- Review the job requirements
- Identify core skills needed for performing the job
- Setup a clear process for applicant review
- Assemble a diverse interview team
2. Prepare for the interview
- Craft open-ended, job-related questions that allow applicants to give examples
- Write out your questions and assign to interview team members
- Ensure interview team members have materials needed (e.g. applicant cover letter and resume, interview questions, and assessment rubric)
3. Shape your interview space
- Find a place where you will not be interrupted
- For videoconference interviews, make sure everyone’s audio and video are working well before starting with questions
- Allow enough time, including time for the applicant to ask questions
4. Hold the interview
- Build rapport with applicant
- Be okay with silence
- Ask follow-up questions to gain more information and to clarify
5. Assess the applicant
- Determine if you have enough information to assess the applicant
- Allow time to discuss each applicant as an interview team
Remember, the first significant interaction with the applicant you may hire is the interview. To help you start your planning process, download the Interview Planning Tool and review important steps for your team to consider.
Unconscious or implicit bias is inescapable in the interview process, and your goal will be to minimize this as much as possible. During the interview planning process, you should assemble a diverse interview team of people connected to your nonprofit (you may also refer to this team as a hiring committee). Think about the interview team size – a few people provides more perspectives to the process, but too many interviewers can also be intimidating for the applicant. Setup a standard assessment or evaluation format that is transparent and explainable. Before you begin reviewing applications, take time as a team to discuss and question your implicit biases, and consider touching base again prior to the interviews.
Employers may be influenced by factors like dress, manners, age, and even makeup in their initial impression of an applicant. Let go of snap judgements and dig deeper to make sure you are hiring the best person for the job. Stay skills-focused and consider how the applicant’s experience and temperament fits the position and larger team. During interviews, ensure you ask the same questions of each applicant.
Maintaining a Strong Team

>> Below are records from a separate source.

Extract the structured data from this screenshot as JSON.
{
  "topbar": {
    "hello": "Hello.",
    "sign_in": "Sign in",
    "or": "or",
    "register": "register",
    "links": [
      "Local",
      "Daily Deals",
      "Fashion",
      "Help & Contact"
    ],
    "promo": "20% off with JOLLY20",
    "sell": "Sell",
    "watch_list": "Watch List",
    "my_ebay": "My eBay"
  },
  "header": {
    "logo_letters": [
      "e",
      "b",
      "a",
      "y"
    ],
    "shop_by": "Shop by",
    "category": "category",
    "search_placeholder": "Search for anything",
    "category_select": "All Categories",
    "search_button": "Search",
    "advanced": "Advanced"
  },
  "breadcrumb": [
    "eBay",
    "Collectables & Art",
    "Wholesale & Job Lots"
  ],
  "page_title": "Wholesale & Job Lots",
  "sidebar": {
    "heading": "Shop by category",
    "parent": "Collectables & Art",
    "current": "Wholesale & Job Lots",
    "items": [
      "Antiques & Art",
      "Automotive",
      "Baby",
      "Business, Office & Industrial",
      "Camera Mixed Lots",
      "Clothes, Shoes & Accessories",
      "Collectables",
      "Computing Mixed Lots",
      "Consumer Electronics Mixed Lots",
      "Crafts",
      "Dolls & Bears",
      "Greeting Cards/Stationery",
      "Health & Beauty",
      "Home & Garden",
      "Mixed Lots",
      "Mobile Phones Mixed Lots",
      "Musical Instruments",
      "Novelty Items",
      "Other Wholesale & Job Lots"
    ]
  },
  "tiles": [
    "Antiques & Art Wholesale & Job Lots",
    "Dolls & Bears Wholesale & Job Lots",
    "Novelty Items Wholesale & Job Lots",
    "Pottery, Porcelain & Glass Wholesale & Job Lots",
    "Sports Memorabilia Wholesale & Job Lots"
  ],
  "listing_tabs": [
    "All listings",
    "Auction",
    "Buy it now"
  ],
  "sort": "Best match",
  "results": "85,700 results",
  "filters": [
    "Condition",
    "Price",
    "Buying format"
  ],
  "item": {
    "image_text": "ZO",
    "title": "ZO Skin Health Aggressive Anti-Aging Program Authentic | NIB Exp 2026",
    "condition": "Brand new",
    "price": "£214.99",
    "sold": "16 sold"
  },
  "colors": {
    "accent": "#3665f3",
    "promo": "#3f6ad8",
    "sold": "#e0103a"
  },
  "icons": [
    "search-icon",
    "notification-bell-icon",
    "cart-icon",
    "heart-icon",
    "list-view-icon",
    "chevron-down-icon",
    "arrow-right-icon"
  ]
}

Before you invite candidates from outside your organization to interview, have you considered an internal transfer or promotion? Is there a volunteer or someone already involved with your nonprofit’s work who would be ideal for the job opportunity? If you find yourself facing consistent staff turnover, take time to work on staff retention strategies to reduce the hiring need, especially for ongoing positions.